HYPOTHESIS: Immediate enteral feeding following major abdominal surgery reduces postoperative complications and mortality when compared with parenteral nutrition. DESIGN: A prospective multicenter randomized trial. SETTING: A university hospital department of digestive surgery. PATIENTS AND INTERVENTIONS: Two hundred forty-one malnourished patients undergoing major elective abdominal surgery were randomly assigned to receive, after surgery, either enteral (enteral nutrition group: 119 patients) or parenteral nutrition (total parenteral nutrition group: 122 patients). The patients were monitored for postoperative complications and mortality. RESULTS: The rate of major postoperative complications was similar in the enteral and parenteral groups (enteral nutrition group: 37.8%; total parenteral nutrition group: 39.3%; P was not significant), as were the overall postoperative mortality rates (5.9% and 2.5%, respectively; P was not significant). CONCLUSION: The present study failed to demonstrate that enteral feeding following major abdominal surgery reduces postoperative complications and mortality when compared with parenteral nutrition.

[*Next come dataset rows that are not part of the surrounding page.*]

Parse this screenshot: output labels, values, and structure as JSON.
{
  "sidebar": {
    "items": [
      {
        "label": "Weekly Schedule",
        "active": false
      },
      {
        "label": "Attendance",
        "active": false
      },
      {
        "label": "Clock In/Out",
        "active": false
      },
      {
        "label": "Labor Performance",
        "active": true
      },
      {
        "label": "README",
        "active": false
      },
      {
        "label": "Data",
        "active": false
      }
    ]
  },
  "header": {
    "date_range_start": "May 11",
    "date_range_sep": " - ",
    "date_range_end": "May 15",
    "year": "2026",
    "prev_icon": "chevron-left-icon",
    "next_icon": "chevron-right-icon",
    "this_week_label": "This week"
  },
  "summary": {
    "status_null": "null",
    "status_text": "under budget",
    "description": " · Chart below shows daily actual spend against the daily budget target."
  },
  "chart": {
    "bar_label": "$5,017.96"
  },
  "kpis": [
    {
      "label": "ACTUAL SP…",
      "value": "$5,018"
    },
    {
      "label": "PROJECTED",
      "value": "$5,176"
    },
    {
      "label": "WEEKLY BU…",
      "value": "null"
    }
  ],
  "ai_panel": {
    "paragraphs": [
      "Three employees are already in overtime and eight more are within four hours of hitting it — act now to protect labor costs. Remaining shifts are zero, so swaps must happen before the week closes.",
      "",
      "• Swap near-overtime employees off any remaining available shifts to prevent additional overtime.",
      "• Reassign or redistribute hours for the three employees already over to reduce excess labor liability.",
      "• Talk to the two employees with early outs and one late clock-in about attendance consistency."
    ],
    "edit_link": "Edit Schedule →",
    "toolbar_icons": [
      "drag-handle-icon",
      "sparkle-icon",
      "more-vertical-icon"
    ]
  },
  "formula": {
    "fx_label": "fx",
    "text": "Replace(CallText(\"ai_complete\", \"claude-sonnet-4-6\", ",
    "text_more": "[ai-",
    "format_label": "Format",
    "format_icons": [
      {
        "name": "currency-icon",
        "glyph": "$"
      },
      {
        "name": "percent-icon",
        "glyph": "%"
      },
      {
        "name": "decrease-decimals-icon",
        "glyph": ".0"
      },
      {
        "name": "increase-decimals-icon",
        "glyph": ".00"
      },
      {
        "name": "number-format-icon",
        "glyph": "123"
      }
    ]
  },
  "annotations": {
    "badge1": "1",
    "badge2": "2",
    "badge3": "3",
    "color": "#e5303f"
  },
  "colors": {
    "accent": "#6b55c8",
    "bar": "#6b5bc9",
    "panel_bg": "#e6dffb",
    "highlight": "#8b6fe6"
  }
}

|Number of pages||4|
|Journal||Archives of Surgery|
|Publication status||Published - 2001|
- enteral nutrition
- parenteral nutrition